### SUPPLIED MATERIAL:
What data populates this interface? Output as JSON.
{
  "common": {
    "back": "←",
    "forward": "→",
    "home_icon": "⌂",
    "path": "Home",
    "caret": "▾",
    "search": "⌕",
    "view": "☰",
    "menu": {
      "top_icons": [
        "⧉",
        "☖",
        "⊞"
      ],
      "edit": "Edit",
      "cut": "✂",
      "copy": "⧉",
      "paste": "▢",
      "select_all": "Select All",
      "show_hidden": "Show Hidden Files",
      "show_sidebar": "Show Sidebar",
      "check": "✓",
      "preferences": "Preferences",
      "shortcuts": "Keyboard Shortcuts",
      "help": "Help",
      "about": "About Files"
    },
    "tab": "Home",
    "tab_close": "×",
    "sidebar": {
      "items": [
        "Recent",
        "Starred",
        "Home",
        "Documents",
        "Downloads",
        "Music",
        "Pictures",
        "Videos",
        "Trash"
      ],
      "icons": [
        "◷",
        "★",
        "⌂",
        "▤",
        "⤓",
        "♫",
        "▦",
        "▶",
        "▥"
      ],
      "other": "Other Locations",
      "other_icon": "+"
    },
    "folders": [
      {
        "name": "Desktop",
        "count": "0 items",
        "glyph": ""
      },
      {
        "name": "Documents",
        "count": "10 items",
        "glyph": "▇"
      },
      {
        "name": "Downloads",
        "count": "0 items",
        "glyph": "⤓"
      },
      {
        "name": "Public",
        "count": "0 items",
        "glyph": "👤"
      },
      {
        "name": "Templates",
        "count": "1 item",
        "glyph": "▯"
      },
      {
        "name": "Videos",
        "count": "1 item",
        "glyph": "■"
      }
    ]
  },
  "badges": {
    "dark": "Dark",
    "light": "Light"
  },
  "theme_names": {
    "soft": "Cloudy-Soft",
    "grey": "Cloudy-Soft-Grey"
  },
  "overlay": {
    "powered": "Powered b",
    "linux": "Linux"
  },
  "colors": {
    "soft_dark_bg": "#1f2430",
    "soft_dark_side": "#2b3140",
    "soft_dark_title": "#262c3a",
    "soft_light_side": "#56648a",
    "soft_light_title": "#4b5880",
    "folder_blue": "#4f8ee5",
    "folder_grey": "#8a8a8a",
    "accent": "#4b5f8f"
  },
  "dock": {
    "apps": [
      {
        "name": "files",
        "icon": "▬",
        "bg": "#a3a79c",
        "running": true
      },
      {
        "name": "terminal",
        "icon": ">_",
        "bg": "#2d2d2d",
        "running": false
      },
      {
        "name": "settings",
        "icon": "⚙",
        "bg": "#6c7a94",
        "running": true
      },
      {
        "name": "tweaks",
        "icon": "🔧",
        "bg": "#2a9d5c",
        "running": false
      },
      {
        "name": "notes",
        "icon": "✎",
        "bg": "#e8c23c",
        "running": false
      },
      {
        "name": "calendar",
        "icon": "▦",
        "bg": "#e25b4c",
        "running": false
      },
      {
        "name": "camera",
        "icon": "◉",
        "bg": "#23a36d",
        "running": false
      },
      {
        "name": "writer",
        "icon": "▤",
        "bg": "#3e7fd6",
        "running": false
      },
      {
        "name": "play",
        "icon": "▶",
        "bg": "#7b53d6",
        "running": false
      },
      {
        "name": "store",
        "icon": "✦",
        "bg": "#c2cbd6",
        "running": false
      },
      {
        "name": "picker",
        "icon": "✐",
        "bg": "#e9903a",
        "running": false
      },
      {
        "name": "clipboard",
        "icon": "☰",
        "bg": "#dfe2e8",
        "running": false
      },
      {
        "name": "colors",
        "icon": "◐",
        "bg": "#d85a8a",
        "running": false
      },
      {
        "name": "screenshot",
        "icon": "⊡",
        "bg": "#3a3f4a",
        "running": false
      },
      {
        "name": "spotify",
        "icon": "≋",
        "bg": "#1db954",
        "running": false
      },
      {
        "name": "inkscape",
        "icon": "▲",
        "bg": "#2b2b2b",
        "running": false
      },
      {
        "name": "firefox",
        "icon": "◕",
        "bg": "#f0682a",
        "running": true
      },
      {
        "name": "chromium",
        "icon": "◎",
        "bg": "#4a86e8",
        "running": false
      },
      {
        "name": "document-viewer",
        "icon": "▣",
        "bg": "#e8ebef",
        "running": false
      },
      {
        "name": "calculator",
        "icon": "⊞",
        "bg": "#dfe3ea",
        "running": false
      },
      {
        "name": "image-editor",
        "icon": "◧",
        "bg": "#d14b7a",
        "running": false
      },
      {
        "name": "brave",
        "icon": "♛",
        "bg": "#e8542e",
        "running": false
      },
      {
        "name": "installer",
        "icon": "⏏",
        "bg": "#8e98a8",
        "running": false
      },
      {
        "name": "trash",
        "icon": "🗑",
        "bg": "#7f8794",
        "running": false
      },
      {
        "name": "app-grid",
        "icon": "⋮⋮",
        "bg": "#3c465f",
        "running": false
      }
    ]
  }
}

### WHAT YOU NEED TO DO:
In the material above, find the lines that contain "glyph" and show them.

### ANSWER BOX:
        "glyph": ""
        "glyph": "▇"
        "glyph": "⤓"
        "glyph": "👤"
        "glyph": "▯"
        "glyph": "■"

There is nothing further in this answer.